» **REQUIRED WORK**:
Copy every line below exactly.

» **ENTRIES SUPPLIED**:
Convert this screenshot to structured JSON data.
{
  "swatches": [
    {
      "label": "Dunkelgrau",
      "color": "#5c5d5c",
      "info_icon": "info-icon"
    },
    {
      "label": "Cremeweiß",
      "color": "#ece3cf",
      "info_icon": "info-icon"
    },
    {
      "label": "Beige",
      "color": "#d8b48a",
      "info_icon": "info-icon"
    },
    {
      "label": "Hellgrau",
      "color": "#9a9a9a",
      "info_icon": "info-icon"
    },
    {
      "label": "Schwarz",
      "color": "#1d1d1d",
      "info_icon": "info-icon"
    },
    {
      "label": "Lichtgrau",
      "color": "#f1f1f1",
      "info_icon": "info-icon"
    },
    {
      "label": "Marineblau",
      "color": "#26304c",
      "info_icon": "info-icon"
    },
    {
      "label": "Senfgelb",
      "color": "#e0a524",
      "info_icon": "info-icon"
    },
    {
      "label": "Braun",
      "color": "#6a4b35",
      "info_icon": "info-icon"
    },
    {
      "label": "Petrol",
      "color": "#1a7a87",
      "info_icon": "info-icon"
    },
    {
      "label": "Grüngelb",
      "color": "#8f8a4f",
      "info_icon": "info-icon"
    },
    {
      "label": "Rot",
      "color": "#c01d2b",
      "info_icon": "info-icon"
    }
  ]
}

» **RESULT OF THIS TASK**:
Convert this screenshot to structured JSON data.
{
  "swatches": [
    {
      "label": "Dunkelgrau",
      "color": "#5c5d5c",
      "info_icon": "info-icon"
    },
    {
      "label": "Cremeweiß",
      "color": "#ece3cf",
      "info_icon": "info-icon"
    },
    {
      "label": "Beige",
      "color": "#d8b48a",
      "info_icon": "info-icon"
    },
    {
      "label": "Hellgrau",
      "color": "#9a9a9a",
      "info_icon": "info-icon"
    },
    {
      "label": "Schwarz",
      "color": "#1d1d1d",
      "info_icon": "info-icon"
    },
    {
      "label": "Lichtgrau",
      "color": "#f1f1f1",
      "info_icon": "info-icon"
    },
    {
      "label": "Marineblau",
      "color": "#26304c",
      "info_icon": "info-icon"
    },
    {
      "label": "Senfgelb",
      "color": "#e0a524",
      "info_icon": "info-icon"
    },
    {
      "label": "Braun",
      "color": "#6a4b35",
      "info_icon": "info-icon"
    },
    {
      "label": "Petrol",
      "color": "#1a7a87",
      "info_icon": "info-icon"
    },
    {
      "label": "Grüngelb",
      "color": "#8f8a4f",
      "info_icon": "info-icon"
    },
    {
      "label": "Rot",
      "color": "#c01d2b",
      "info_icon": "info-icon"
    }
  ]
}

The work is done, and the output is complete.